According to the alleged victims, the scammers have asked for money for fake service-related needs, such as transportation, communications fees, processing and medical fees—even marriage. Scammers will sometimes provide false paperwork to make their case, but real service members make their own requests for time off. Also, any official military or government emails will end in. DOD officials said task forces are working to deal with the growing problem, but the scammers are often from African nations and are using cyber cafes with untraceable email addresses, then routing their accounts across the world to make them incredibly difficult to trace.
Internet Fraud and the Armed Forces
The authors do not work for, consult, own shares in or receive funding from any company or organisation that would benefit from this article, and have disclosed no relevant affiliations beyond their academic appointment. At years-old, Exposto had fallen for a widowed special forces soldier doing his bit for his country. They have never met, which was easily explained — he was deployed in Afghanistan.
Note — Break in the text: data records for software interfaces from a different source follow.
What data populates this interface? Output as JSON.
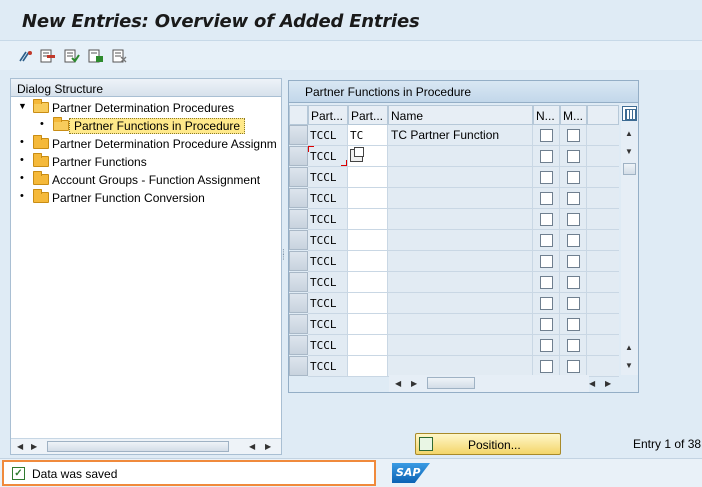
{
  "window": {
    "title": "New Entries: Overview of Added Entries"
  },
  "toolbar": {
    "icons": [
      "display-change-icon",
      "delete-icon",
      "select-all-icon",
      "select-block-icon",
      "deselect-all-icon"
    ]
  },
  "dialog_structure": {
    "header": "Dialog Structure",
    "items": [
      {
        "label": "Partner Determination Procedures",
        "level": 0,
        "expanded": true
      },
      {
        "label": "Partner Functions in Procedure",
        "level": 1,
        "selected": true
      },
      {
        "label": "Partner Determination Procedure Assignm",
        "level": 0
      },
      {
        "label": "Partner Functions",
        "level": 0
      },
      {
        "label": "Account Groups - Function Assignment",
        "level": 0
      },
      {
        "label": "Partner Function Conversion",
        "level": 0
      }
    ]
  },
  "table": {
    "title": "Partner Functions in Procedure",
    "columns": [
      "Part...",
      "Part...",
      "Name",
      "N...",
      "M..."
    ],
    "rows": [
      {
        "proc": "TCCL",
        "func": "TC",
        "name": "TC Partner Function",
        "n": false,
        "m": false
      },
      {
        "proc": "TCCL",
        "func": "",
        "name": "",
        "n": false,
        "m": false
      },
      {
        "proc": "TCCL",
        "func": "",
        "name": "",
        "n": false,
        "m": false
      },
      {
        "proc": "TCCL",
        "func": "",
        "name": "",
        "n": false,
        "m": false
      },
      {
        "proc": "TCCL",
        "func": "",
        "name": "",
        "n": false,
        "m": false
      },
      {
        "proc": "TCCL",
        "func": "",
        "name": "",
        "n": false,
        "m": false
      },
      {
        "proc": "TCCL",
        "func": "",
        "name": "",
        "n": false,
        "m": false
      },
      {
        "proc": "TCCL",
        "func": "",
        "name": "",
        "n": false,
        "m": false
      },
      {
        "proc": "TCCL",
        "func": "",
        "name": "",
        "n": false,
        "m": false
      },
      {
        "proc": "TCCL",
        "func": "",
        "name": "",
        "n": false,
        "m": false
      },
      {
        "proc": "TCCL",
        "func": "",
        "name": "",
        "n": false,
        "m": false
      },
      {
        "proc": "TCCL",
        "func": "",
        "name": "",
        "n": false,
        "m": false
      }
    ]
  },
  "position_button": {
    "label": "Position..."
  },
  "entry_info": "Entry 1 of 38",
  "status": {
    "message": "Data was saved",
    "type": "success"
  },
  "brand": {
    "logo_text": "SAP"
  }
}
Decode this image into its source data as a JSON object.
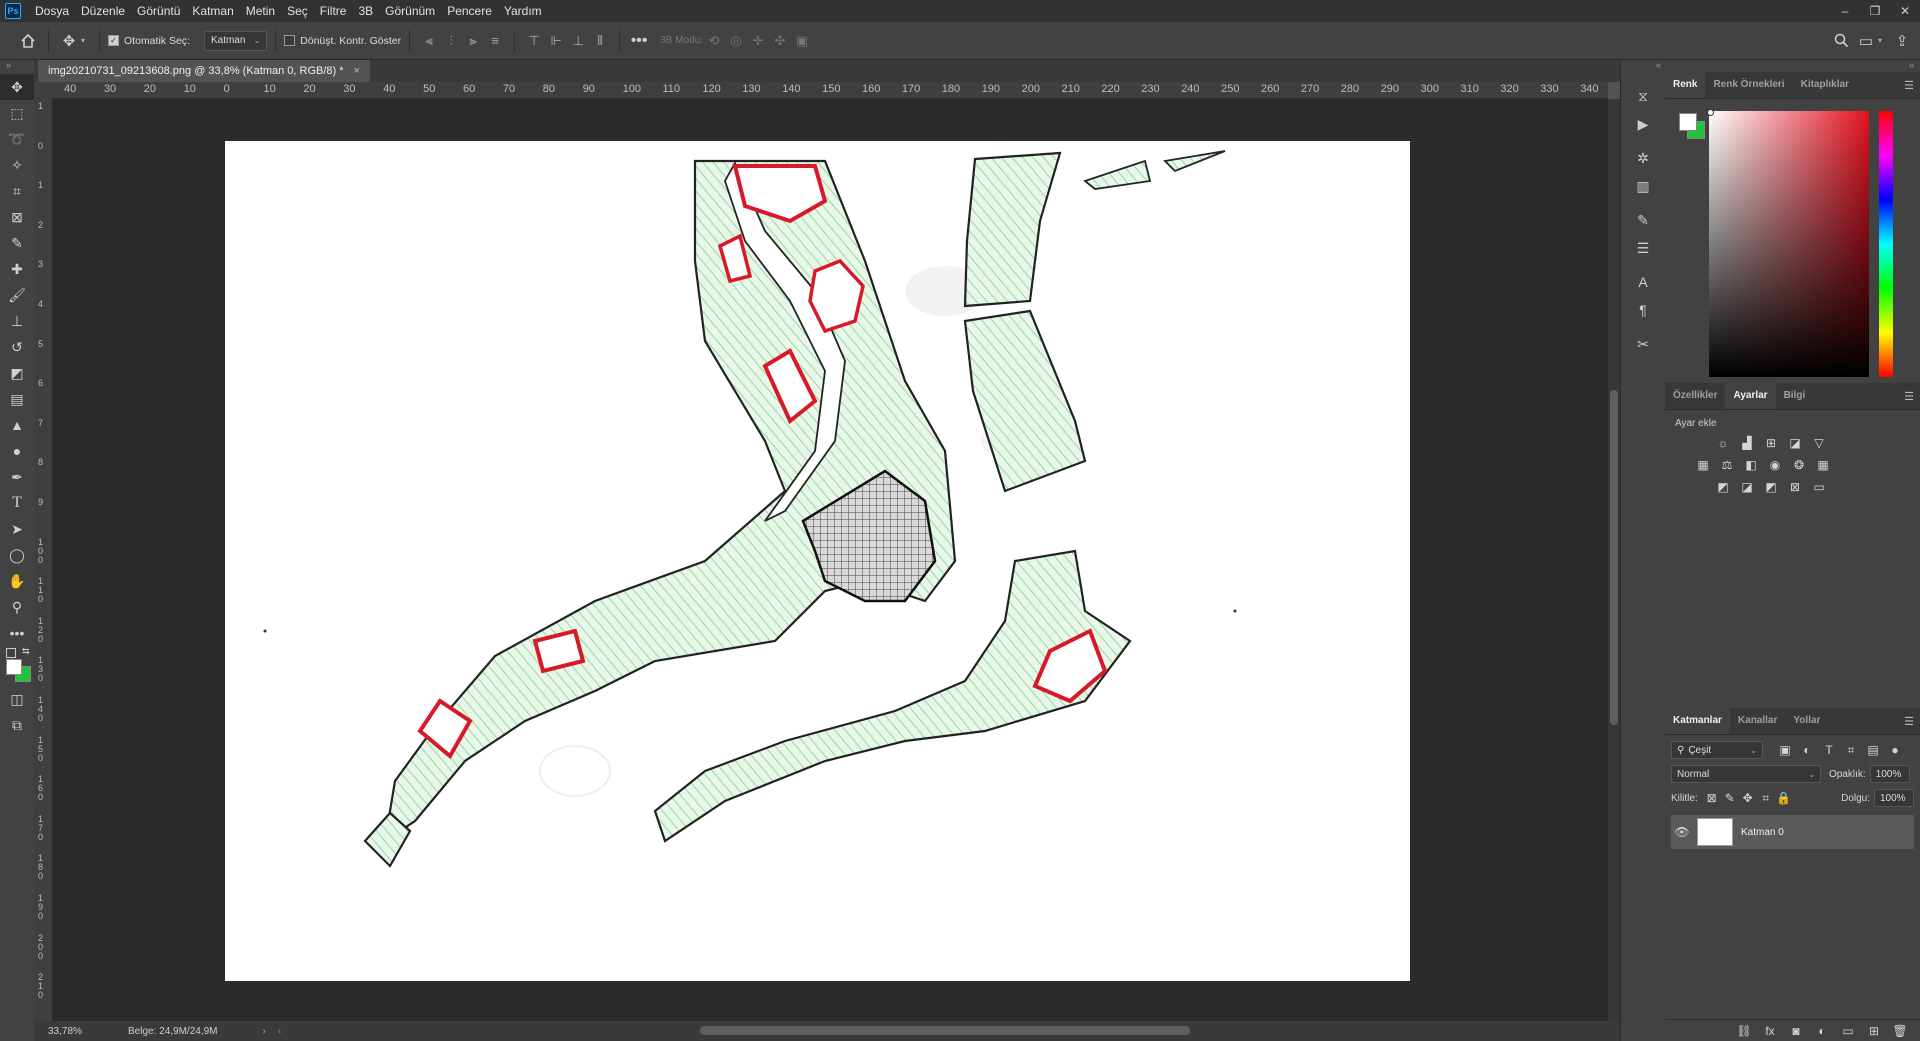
{
  "app": {
    "logo": "Ps"
  },
  "menu": [
    "Dosya",
    "Düzenle",
    "Görüntü",
    "Katman",
    "Metin",
    "Seç",
    "Filtre",
    "3B",
    "Görünüm",
    "Pencere",
    "Yardım"
  ],
  "window_controls": {
    "minimize": "–",
    "restore": "❐",
    "close": "✕"
  },
  "options": {
    "auto_select_label": "Otomatik Seç:",
    "auto_select_value": "Katman",
    "transform_controls_label": "Dönüşt. Kontr. Göster",
    "mode3d_label": "3B Modu:"
  },
  "document": {
    "tab_title": "img20210731_09213608.png @ 33,8% (Katman 0, RGB/8) *",
    "close": "×"
  },
  "ruler_top": [
    "40",
    "30",
    "20",
    "10",
    "0",
    "10",
    "20",
    "30",
    "40",
    "50",
    "60",
    "70",
    "80",
    "90",
    "100",
    "110",
    "120",
    "130",
    "140",
    "150",
    "160",
    "170",
    "180",
    "190",
    "200",
    "210",
    "220",
    "230",
    "240",
    "250",
    "260",
    "270",
    "280",
    "290",
    "300",
    "310",
    "320",
    "330",
    "340"
  ],
  "ruler_left": [
    "1",
    "0",
    "1",
    "2",
    "3",
    "4",
    "5",
    "6",
    "7",
    "8",
    "9",
    "1 0 0",
    "1 1 0",
    "1 2 0",
    "1 3 0",
    "1 4 0",
    "1 5 0",
    "1 6 0",
    "1 7 0",
    "1 8 0",
    "1 9 0",
    "2 0 0",
    "2 1 0"
  ],
  "status": {
    "zoom": "33,78%",
    "doc_size": "Belge: 24,9M/24,9M"
  },
  "color_panel": {
    "tabs": [
      "Renk",
      "Renk Örnekleri",
      "Kitaplıklar"
    ],
    "foreground": "#ffffff",
    "background": "#22c33a"
  },
  "adjustments_panel": {
    "tabs": [
      "Özellikler",
      "Ayarlar",
      "Bilgi"
    ],
    "add_label": "Ayar ekle"
  },
  "layers_panel": {
    "tabs": [
      "Katmanlar",
      "Kanallar",
      "Yollar"
    ],
    "filter_kind": "Çeşit",
    "blend_mode": "Normal",
    "opacity_label": "Opaklık:",
    "opacity_value": "100%",
    "lock_label": "Kilitle:",
    "fill_label": "Dolgu:",
    "fill_value": "100%",
    "layers": [
      {
        "name": "Katman 0",
        "visible": true
      }
    ]
  },
  "colors": {
    "accent_blue": "#31a8ff",
    "sketch_green": "#7fd48a",
    "sketch_red": "#d8192a"
  }
}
Exposto recently walked free after facing a death sentence in Malaysia for attempting to smuggle a kilogram of ice five years ago.
Since she was caught, she has maintained she was a victim of a romance scam. Read more: From catfish to romance fraud, how to avoid getting caught in any online scam.
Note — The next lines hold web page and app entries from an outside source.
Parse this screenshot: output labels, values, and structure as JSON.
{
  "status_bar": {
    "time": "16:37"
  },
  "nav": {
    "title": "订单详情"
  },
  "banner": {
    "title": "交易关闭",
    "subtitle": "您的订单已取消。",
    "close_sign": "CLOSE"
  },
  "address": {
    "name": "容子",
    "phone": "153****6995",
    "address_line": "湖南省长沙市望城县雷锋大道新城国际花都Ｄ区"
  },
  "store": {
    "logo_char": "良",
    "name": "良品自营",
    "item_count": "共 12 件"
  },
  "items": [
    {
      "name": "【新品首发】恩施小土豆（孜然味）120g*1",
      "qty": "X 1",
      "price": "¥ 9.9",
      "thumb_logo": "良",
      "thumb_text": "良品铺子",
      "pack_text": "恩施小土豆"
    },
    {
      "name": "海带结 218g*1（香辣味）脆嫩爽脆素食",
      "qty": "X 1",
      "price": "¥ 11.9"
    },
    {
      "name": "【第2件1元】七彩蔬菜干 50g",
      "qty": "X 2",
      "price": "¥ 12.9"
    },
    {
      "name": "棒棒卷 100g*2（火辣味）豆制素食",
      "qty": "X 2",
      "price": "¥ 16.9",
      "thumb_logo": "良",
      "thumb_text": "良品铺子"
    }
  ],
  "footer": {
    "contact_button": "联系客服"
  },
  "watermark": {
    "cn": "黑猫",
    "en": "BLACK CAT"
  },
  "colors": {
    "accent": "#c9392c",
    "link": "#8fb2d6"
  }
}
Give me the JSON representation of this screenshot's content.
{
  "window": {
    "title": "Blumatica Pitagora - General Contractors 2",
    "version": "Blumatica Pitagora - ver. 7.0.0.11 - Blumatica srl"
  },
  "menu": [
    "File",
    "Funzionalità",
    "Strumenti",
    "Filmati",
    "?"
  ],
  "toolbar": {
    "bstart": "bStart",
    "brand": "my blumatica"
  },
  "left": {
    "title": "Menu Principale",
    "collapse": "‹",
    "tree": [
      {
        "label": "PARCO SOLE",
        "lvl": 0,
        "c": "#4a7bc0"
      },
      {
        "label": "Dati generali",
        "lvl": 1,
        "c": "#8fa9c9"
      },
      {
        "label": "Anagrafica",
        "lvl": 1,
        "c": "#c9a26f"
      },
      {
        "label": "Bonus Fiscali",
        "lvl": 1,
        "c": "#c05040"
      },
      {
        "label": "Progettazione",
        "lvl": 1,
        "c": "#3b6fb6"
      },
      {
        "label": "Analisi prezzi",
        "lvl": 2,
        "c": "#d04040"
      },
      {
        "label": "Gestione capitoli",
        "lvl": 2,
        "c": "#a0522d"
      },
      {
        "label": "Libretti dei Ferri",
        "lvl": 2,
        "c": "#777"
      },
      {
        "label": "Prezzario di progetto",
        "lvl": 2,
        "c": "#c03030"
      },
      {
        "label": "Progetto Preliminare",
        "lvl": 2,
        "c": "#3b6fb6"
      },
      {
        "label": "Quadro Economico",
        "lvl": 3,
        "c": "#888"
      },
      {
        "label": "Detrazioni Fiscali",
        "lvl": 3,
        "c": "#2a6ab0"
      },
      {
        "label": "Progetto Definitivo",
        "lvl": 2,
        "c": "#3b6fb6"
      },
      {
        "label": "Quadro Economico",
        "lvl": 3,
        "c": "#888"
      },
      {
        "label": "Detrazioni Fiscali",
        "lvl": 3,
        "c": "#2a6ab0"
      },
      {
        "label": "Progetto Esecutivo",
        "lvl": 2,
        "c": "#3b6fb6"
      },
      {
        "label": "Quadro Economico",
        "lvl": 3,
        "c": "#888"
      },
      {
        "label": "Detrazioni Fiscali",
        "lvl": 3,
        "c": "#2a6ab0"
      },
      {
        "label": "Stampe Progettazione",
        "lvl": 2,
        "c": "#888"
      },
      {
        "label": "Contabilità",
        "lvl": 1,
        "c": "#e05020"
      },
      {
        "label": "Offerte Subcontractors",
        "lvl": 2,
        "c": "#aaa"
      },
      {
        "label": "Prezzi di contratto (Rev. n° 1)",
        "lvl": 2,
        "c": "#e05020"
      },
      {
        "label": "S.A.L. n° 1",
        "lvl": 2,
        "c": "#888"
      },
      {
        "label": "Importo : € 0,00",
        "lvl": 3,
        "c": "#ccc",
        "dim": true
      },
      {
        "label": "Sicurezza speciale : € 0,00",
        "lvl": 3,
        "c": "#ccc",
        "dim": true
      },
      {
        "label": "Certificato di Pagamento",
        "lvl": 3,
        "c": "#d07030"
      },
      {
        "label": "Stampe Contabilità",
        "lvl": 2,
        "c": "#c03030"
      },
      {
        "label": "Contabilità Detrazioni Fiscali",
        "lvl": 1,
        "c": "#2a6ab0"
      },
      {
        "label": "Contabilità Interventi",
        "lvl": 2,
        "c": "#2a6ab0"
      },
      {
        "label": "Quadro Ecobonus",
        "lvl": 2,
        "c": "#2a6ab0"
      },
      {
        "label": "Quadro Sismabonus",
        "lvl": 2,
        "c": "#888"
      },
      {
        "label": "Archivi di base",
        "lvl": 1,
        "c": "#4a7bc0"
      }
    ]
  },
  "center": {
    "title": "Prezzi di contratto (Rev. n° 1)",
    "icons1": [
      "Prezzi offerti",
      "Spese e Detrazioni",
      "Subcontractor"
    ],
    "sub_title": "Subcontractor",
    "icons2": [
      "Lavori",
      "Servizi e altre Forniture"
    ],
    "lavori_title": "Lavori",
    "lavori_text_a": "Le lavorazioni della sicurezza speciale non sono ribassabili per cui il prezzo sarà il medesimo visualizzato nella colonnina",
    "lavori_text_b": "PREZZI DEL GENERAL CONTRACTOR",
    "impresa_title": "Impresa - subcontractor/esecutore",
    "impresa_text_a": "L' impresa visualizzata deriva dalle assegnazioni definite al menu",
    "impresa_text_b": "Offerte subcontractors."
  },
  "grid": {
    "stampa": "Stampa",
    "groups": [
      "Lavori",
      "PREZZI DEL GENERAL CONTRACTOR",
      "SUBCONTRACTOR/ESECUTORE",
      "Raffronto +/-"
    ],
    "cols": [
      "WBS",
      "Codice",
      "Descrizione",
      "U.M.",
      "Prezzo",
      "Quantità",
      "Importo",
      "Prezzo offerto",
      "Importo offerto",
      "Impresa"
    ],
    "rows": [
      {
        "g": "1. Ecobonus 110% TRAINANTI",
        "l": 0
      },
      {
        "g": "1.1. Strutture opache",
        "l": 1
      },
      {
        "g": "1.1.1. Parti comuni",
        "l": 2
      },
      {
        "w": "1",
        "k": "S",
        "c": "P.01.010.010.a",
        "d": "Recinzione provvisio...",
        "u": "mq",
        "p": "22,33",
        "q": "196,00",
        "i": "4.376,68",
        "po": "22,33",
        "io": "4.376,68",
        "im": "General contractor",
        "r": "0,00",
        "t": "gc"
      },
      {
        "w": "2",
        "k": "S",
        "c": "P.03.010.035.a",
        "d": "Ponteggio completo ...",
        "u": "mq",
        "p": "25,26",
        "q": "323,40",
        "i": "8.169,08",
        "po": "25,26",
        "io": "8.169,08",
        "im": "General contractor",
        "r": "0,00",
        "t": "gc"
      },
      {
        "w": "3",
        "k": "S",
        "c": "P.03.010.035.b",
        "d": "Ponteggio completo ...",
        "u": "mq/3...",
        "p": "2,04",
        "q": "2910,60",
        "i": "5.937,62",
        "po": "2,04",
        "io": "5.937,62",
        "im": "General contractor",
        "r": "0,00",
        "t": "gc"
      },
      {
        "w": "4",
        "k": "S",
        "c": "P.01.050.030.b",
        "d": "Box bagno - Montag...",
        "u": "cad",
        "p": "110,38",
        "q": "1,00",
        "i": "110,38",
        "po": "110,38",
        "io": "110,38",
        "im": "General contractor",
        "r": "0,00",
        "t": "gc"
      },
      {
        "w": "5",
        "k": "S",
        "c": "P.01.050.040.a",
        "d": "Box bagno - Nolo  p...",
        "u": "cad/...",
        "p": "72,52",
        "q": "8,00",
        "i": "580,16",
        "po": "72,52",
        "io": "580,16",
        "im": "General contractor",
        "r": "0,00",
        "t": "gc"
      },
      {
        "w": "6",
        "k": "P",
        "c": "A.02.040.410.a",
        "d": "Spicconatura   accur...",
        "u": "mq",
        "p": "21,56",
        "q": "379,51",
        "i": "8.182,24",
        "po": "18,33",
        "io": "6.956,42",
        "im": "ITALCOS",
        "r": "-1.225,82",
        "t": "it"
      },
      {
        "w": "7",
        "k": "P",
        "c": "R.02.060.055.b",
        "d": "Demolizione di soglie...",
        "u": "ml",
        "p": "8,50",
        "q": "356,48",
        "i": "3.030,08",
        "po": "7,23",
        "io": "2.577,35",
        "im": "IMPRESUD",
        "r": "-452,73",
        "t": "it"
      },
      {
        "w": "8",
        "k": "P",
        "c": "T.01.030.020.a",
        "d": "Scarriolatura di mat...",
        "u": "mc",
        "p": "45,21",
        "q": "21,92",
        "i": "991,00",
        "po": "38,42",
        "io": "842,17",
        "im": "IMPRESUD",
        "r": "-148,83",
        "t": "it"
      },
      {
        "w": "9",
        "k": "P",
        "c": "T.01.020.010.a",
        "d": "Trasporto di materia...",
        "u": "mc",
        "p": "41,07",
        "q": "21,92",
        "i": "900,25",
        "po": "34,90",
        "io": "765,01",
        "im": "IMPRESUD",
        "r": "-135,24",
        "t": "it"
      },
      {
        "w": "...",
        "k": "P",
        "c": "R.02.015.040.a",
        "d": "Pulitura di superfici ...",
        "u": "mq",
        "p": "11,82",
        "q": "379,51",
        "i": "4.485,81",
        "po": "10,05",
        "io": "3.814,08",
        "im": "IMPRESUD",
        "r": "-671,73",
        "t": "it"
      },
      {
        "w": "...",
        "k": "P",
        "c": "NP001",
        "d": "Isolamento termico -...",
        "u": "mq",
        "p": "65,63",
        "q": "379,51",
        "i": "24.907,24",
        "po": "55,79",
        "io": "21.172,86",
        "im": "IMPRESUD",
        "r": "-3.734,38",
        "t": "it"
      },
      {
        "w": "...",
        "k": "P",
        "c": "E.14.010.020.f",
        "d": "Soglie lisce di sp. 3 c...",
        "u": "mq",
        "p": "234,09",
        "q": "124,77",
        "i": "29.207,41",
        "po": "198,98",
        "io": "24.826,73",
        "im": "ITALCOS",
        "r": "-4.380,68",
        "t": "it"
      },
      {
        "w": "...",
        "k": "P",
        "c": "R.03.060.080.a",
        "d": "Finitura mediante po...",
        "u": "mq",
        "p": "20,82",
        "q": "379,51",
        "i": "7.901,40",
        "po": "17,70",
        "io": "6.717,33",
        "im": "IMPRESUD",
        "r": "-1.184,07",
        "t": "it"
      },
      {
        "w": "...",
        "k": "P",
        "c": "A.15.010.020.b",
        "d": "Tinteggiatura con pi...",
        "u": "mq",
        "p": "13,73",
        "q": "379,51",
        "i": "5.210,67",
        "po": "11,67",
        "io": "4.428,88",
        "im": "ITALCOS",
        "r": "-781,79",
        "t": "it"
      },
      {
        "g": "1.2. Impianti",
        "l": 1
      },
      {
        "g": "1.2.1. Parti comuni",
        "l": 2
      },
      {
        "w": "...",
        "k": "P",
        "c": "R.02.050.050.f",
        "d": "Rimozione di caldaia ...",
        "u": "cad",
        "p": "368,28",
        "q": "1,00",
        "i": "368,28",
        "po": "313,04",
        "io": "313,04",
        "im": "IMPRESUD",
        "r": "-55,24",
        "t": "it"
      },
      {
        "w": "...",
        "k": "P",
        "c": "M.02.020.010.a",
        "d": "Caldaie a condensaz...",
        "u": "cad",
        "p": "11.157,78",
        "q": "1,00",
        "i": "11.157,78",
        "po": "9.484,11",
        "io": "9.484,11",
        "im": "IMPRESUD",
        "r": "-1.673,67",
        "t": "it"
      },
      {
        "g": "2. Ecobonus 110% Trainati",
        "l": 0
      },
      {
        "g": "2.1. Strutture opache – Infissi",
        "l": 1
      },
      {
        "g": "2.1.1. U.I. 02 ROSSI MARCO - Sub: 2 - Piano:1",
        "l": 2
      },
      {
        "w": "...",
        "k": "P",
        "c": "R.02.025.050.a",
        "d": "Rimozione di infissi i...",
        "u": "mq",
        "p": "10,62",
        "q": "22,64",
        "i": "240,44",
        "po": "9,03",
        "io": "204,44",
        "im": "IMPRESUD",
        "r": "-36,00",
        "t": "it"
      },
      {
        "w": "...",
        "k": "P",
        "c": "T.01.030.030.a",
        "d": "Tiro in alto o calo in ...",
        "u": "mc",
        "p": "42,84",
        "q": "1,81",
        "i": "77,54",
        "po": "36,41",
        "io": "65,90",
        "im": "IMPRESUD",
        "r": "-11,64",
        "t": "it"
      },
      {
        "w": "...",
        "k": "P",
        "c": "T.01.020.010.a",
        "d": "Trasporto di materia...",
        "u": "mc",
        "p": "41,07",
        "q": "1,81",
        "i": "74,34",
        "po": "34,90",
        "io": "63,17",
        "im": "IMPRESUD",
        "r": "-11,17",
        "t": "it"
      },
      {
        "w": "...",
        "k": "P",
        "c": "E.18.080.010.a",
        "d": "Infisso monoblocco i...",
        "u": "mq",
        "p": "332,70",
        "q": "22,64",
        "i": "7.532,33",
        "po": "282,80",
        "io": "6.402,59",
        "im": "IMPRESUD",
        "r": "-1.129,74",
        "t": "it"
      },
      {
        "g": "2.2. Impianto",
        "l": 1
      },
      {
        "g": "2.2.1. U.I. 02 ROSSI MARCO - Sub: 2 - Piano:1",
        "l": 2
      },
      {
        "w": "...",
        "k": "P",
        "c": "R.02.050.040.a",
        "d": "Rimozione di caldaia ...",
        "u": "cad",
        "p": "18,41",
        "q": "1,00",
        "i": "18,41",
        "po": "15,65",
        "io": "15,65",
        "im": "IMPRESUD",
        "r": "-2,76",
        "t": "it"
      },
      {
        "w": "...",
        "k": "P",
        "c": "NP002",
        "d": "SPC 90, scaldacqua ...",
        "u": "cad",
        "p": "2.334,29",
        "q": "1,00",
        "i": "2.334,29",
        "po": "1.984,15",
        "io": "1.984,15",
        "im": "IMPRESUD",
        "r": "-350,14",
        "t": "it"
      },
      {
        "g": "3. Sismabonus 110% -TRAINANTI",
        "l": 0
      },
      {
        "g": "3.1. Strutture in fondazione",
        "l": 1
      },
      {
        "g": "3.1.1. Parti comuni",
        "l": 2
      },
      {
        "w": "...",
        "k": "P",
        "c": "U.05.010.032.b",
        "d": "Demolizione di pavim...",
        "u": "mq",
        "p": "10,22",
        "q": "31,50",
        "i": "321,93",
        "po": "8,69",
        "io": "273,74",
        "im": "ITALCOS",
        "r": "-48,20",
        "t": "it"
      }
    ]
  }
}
U.S. military officials have warned those involved in online dating to proceed with caution when corresponding with someone claiming to be a U.S. military.
While many of us are trained to see the red flags for serial killers, catfishes and ghosts in that order , these are not the only villains lurking online for would-be matches. Scam artists are thinking of ways to woo you into sending them thousands—or millions of dollars. This is becoming such a problem in the U. In fact, romance scams continue to rise every year as more victims report financial losses.
Romance scams rely on meeting people online and wooing them with lofty promises and by saying all the right things. They prey on the basic human need for romantic connections. For this reason, romance scams can be some of the most difficult scams to rebound from. Romance scams are, arguably, the worst scam that a victim can endure. Not only do victims endure financial losses, but they are often left heartbroken and unsure of themselves. The first step in a romance scam is a scammer creating a fake identity through social media profiles.